Louisa May Alcott
This adaptation of Little Women and its successor, Good Wives by Emma Reeves, first saw the light of day at the Edinburgh Festival in 1999. After a brief spell at the Gatehouse in Highgate, it is now being presented as the Christmas show at New End.
Under the very talented direction of Andrew Loudon, the cast of no fewer than nine do full justice to the books and provide a very entertaining afternoon or evening. In that the show is clearly aimed as much at children as adults, the provision of three matinee performances a week - on Wednesdays, Saturdays and Sundays - is a very good idea.
The story, which will be familiar to many, is set at the time of the American Civil War. It starts with the four March daughters at various stages of growing up, with Meg the oldest, coming to womanhood and her sisters ranging down in age to the youngest, Beth, who is still a child. Andrew Loudon does an excellent job with the four actresses in delineating the different characters within the first five minutes of the performance.
In particular, Sarah Grochala, as the tomboyish Jo, gives an excellent performance. She catches the balance between aggression and the feelings of a growing girl perfectly. It is clear that this is an autobiographical role as Jo is the prospective writer of the family. It is sad to see the troubles that Louisa May Alcott must have gone through in order to get her book published and overcoming shyness to find love.
As the tale unfolds, we see the daughters growing up in a household that is poor and somewhat puritannical.
In due course, they get older, discovering men and eventually, much to their own distress, leaving the family hearth for the big wide world. The play develops very well as the children of Little Women become young wives after the interval. This lets the audience see the way in which the four girls grow up and it allows various actors and actresses to show their talents in what often seem like two different roles, as child and adult.
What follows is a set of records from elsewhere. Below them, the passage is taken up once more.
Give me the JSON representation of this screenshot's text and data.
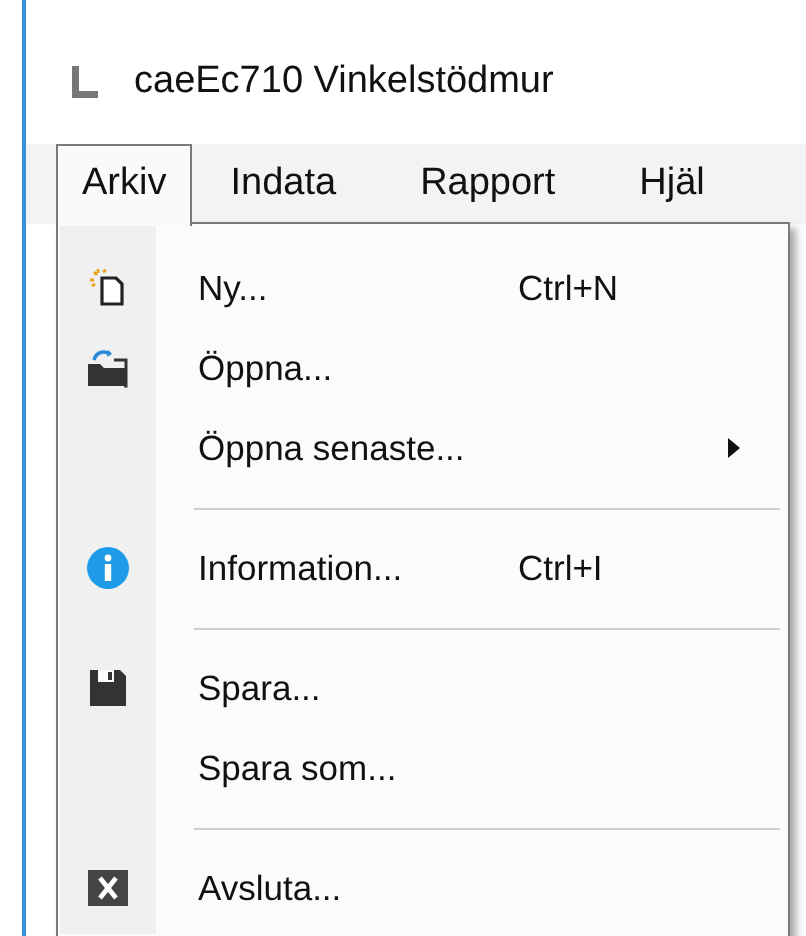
{
  "window": {
    "title": "caeEc710 Vinkelstödmur"
  },
  "menubar": [
    {
      "label": "Arkiv",
      "selected": true
    },
    {
      "label": "Indata",
      "selected": false
    },
    {
      "label": "Rapport",
      "selected": false
    },
    {
      "label": "Hjäl",
      "selected": false
    }
  ],
  "menu": [
    {
      "kind": "item",
      "label": "Ny...",
      "shortcut": "Ctrl+N",
      "submenu": false
    },
    {
      "kind": "item",
      "label": "Öppna...",
      "submenu": false
    },
    {
      "kind": "item",
      "label": "Öppna senaste...",
      "submenu": true
    },
    {
      "kind": "separator"
    },
    {
      "kind": "item",
      "label": "Information...",
      "shortcut": "Ctrl+I",
      "submenu": false
    },
    {
      "kind": "separator"
    },
    {
      "kind": "item",
      "label": "Spara...",
      "submenu": false
    },
    {
      "kind": "item",
      "label": "Spara som...",
      "submenu": false
    },
    {
      "kind": "separator"
    },
    {
      "kind": "item",
      "label": "Avsluta...",
      "submenu": false
    }
  ]
}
Ultimately, the girls are rather too good to be true but in their different ways, each ultimately reaps the reward that is appropriate to their natures. It is rumoured that the same is happening to two cast members soon and that wedding bells are impending!
Much of the strength of Andrew Loudon's direction is based upon his artistic eye. Together with designer Rachel Payne, who creates the most fantastic costumes, many of which are very beautifu, and lighting director Patrick Evans, he creates many beautiful tableaux. In particular, the use of screens makes many images look like paintings.
The acting from a very young cast is generally strong although in some cases, the accents drift around. Nikki Leigh Scott as the doomed Beth not only acts poignantly but has a sweet singing voice. Beth's journey to meet her maker is beautifully depicted and will bring a tear to the eye of all but the hardest hearted. Dewi Hughes also does well in three separate roles, especially as the hilarious maiden Aunt Carol.
As the producers say, Little Women is suitable for anyone aged seven to 70. Whether you wish to laugh or cry this Christmas, Little Women is the play for you. Make sure that you catch it before the seats run out.
Reviewer: Philip Fisher